You know that the public Internet is not secure. It's like a public highway system. Any compliant traffic can hop on or off at will. To see what's inside of a car, all you have to do is look through the windows. A LAN is a private network, like driving inside of a gated community. Consumers, with their basic home routers, typically implement just enough security to deter curious onlookers -- a wooden fence, if you will. Businesses employ more serious measures, with dedicated firewall appliances, IT staff trained in security practices, and so on. LANs are essentially pockets of security dotting a landscape of open, insecure data traffic.
Many years ago (and to a lesser extent, still today), companies might opt to install a leased communications line from a provider, such as a T-1 or ISND line. This provided a new, private road between two points. In most cases, though, a VPN offers a drastically more cost-effective approach. A VPN is a sort of secure tunnel between a client (PC, laptop, tablet, etc.) and a LAN. The traffic between those two points still travels across the open Internet, but encryption provides a sort of shroud around the connection. Those who want a peek can't see inside the connection, and even if they manage to break in, the traffic packets are still encrypted and thus gibberish when examined.

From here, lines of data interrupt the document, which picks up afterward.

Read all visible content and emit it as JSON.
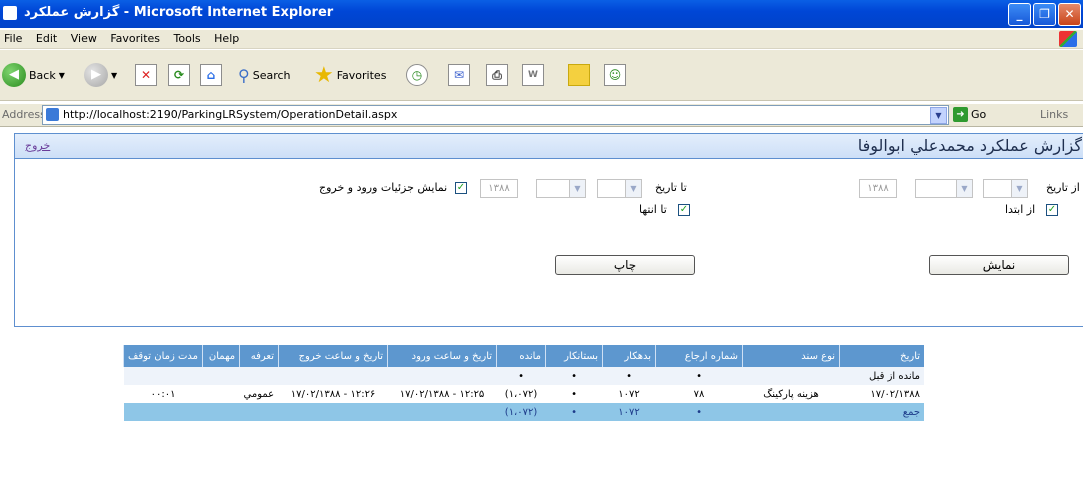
{
  "window": {
    "title": "گزارش عملكرد - Microsoft Internet Explorer"
  },
  "menu": [
    "File",
    "Edit",
    "View",
    "Favorites",
    "Tools",
    "Help"
  ],
  "toolbar": {
    "back_label": "Back",
    "search_label": "Search",
    "favorites_label": "Favorites"
  },
  "address": {
    "label": "Address",
    "url": "http://localhost:2190/ParkingLRSystem/OperationDetail.aspx",
    "go_label": "Go",
    "links_label": "Links"
  },
  "page": {
    "title": "گزارش عملكرد محمدعلي ابوالوفا",
    "exit_label": "خروج",
    "from_date_label": "از تاريخ",
    "from_beginning_label": "از ابتدا",
    "to_date_label": "تا تاريخ",
    "to_end_label": "تا انتها",
    "from_year": "۱۳۸۸",
    "to_year": "۱۳۸۸",
    "show_details_label": "نمايش جزئيات ورود و خروج",
    "show_button": "نمايش",
    "print_button": "چاپ"
  },
  "table": {
    "headers": [
      "تاريخ",
      "نوع سند",
      "شماره ارجاع",
      "بدهكار",
      "بستانكار",
      "مانده",
      "تاريخ و ساعت ورود",
      "تاريخ و ساعت خروج",
      "تعرفه",
      "مهمان",
      "مدت زمان توقف"
    ],
    "rows": [
      [
        "مانده از قبل",
        "",
        "•",
        "•",
        "•",
        "•",
        "",
        "",
        "",
        "",
        ""
      ],
      [
        "۱۷/۰۲/۱۳۸۸",
        "هزينه پاركينگ",
        "۷۸",
        "۱۰۷۲",
        "•",
        "(۱،۰۷۲)",
        "۱۲:۲۵ - ۱۷/۰۲/۱۳۸۸",
        "۱۲:۲۶ - ۱۷/۰۲/۱۳۸۸",
        "عمومي",
        "",
        "۰۰:۰۱"
      ],
      [
        "جمع",
        "",
        "•",
        "۱۰۷۲",
        "•",
        "(۱،۰۷۲)",
        "",
        "",
        "",
        "",
        ""
      ]
    ]
  }
}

Additionally, by manipulating the header information in your packet stream, an intermediary VPN service replaces your computer’s IP address with its own. If that VPN service's server happens to be in a country beside your own, then it appears as if you are generating traffic from within that server’s country. Illicit uses of this location spoofing abound, but think of it this way: You want to get hired by a company that is only recruiting from the town next to yours. You're willing to accept the commute to get the job, so you convince a friend in the neighboring town to let you send mail from his address. You correspond with the employer from this second address, get the job, and the employer is none the wiser. (Whether you get busted and fired in an audit later is a different story.) Is this how people get around regional DRM restrictions for streaming content? Sure. Every day. It's illegal, but it happens. To be fair, this is also how people in oppressive, Internet-blocking nations manage to receive exposure to the outside world. For one recent example, check out VPN provider TorGuard's blog post on China's recent blocking of Gmail service.
Legitimate and semi-legitimate scenarios for VPN use abound. What if you're a student whose college requires a secure connection to the school's costly subscription databases? What if you're using BitTorrent to download legal content (of course) but don't want to run the risk of getting accused of downloading something you may not have intended? What if you're an American paying for a music streaming service and you travel abroad for a month to a country that restricts your content? (Note that streaming service providers, such as Netflix, may be getting more aggressive about limiting geoblocking work-arounds.) And naturally, there's always the pursuit of privacy and shielding your traffic from everyone simply because that's your right. As we said, VPN technology can be used for good or evil, and deciding which is which may be a matter of perspective.